The increasing globalisation of the goods trade means the origin of goods and origin rules play an important role. Companies that are domiciled in Liechtenstein profit from each new free trade agreement that the European Free Trade Association (EFTA) signs with a country, because the Principality is an EFTA member.
Goods with a so-called preferential origin come from countries between which a free trade agreement exists. Such imports enjoy preferential customs treatment, ranging from reduced customs duty to customs exemptions. The body responsible for binding information relating to bilateral free trade agreements with Switzerland that also apply to Liechtenstein is the Swiss Federal Customs Administration (Eidgenössische Zollverwaltung – “EZV”). The Office of Economic Affairs (Amt für Volkswirtschaft) is responsible for country of origin matters pertaining to goods transactions from and to EEA states.

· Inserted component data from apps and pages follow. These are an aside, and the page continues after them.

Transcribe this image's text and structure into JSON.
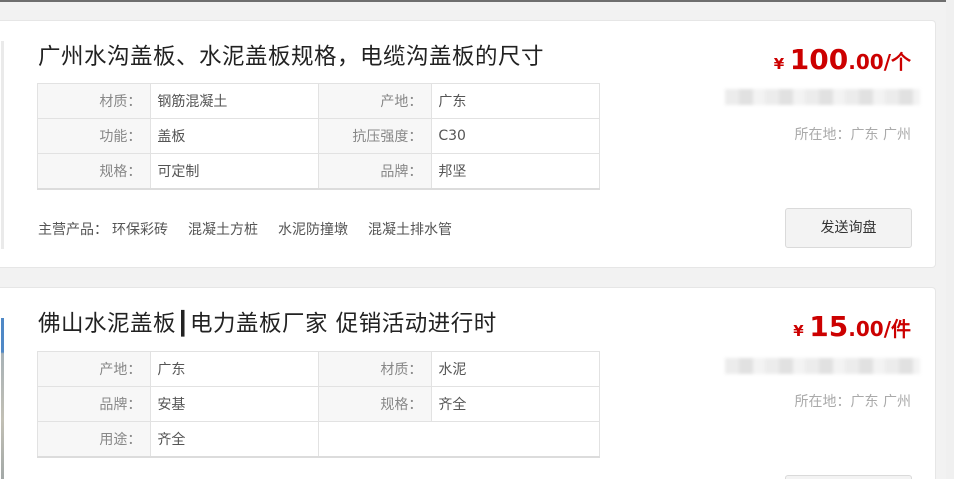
{
  "listings": [
    {
      "title": "广州水沟盖板、水泥盖板规格，电缆沟盖板的尺寸",
      "price": {
        "currency": "¥",
        "integer": "100",
        "decimal": ".00",
        "unit": "/个"
      },
      "location": "所在地：广东 广州",
      "specs": [
        {
          "k1": "材质：",
          "v1": "钢筋混凝土",
          "k2": "产地：",
          "v2": "广东"
        },
        {
          "k1": "功能：",
          "v1": "盖板",
          "k2": "抗压强度：",
          "v2": "C30"
        },
        {
          "k1": "规格：",
          "v1": "可定制",
          "k2": "品牌：",
          "v2": "邦坚"
        }
      ],
      "main_products_label": "主营产品：",
      "main_products": [
        "环保彩砖",
        "混凝土方桩",
        "水泥防撞墩",
        "混凝土排水管"
      ],
      "inquiry_button": "发送询盘"
    },
    {
      "title": "佛山水泥盖板┃电力盖板厂家 促销活动进行时",
      "price": {
        "currency": "¥",
        "integer": "15",
        "decimal": ".00",
        "unit": "/件"
      },
      "location": "所在地：广东 广州",
      "specs": [
        {
          "k1": "产地：",
          "v1": "广东",
          "k2": "材质：",
          "v2": "水泥"
        },
        {
          "k1": "品牌：",
          "v1": "安基",
          "k2": "规格：",
          "v2": "齐全"
        },
        {
          "k1": "用途：",
          "v1": "齐全",
          "k2": "",
          "v2": ""
        }
      ]
    }
  ]
}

In the case of goods of non-preferential origin, no preferential treatment is granted for imports to the country of destination. The customs treaty with Switzerland means that the Swiss non-preferential origin rules (VUB/SR 946.31 and VUB-WBF/SR 946.311) are also applicable in Liechtenstein. The responsible body for binding information is the Swiss Federal Customs Administration (Eidgenössische Zollverwaltung – “EZV”).

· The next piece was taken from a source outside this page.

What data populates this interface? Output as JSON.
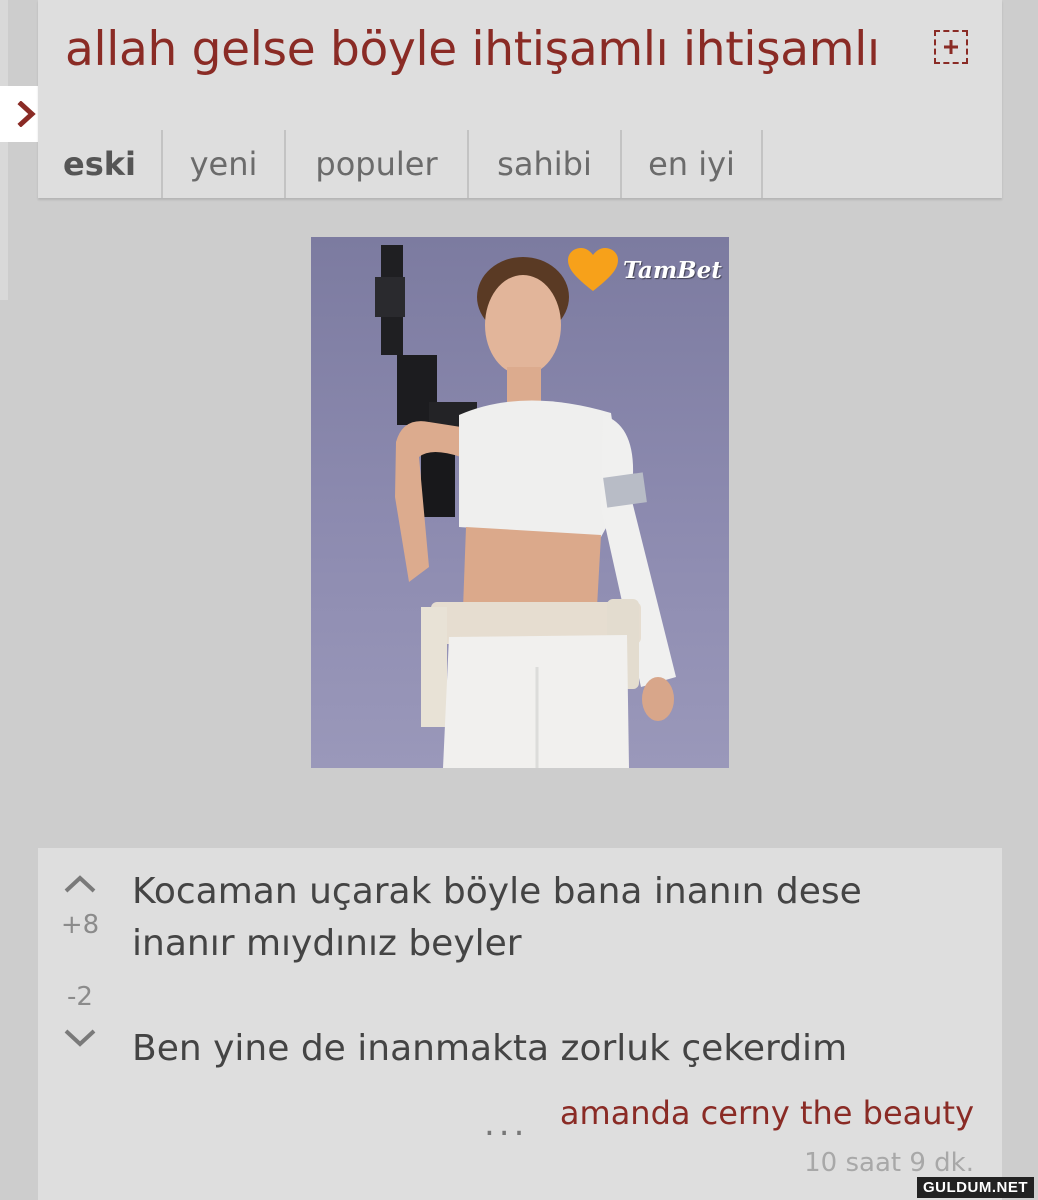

Trade obstacles / technical barriers to trade (TBT)
With Liechtenstein’s accession to the EEA, the Technical Test, Measurement and Standards Body (Technische Prüf-, Mess- und Normenstelle – “TPMN”) was introduced at the Office of Economic Affairs. The standardisation of technical safety regulations as well as the technical harmonisation of legal regulations and the reciprocal recognition of certificates of conformity is designed to ensure that the free movement of goods within the European single market can be realised. The primary task of the TPMN is to check technical regulations, directives, decisions as well as ordinances of the European Union, and to put these into Liechtenstein law, insofar as they are applicable to Liechtenstein. One example is the well-known CE labelling.
To simplify access to international markets, in particular for start-ups and SMEs, these are supported inter alia by the Organisation Switzerland Global Enterprise (S-GE, formerly OSEC). The ExportHelp team, which consists of experts with long-standing export experience and in-depth knowledge of the relevant issues, including for Liechtenstein SMEs, helps with administrative export-related questions of all kinds. The support ranges from the procurement of information to the mediation of first-class business contacts. Enquiries that can be researched within one hour are free of charge, and initial rulings are guaranteed within 24 hours. Further support for Liechtenstein SMEs is available in the form of exports cheques.
Statutory basis (German only)
Ordinance of 9 April 2008 concerning the Attestation of Non-preferential Origin of Goods (Verordnung vom 9. April 2008 über die Beglaubigung des nichtpräferenziellen Ursprungs von Waren – “VUB”)
Accreditation and Notification Act (Gesetz über die Akkreditierung und Notifizierung (LR 941.22))
Ordinance concerning the Attestation of Non-preferential Origin of Goods (VUB/SR 946.31 and VUB-WBF/SR 946.311 )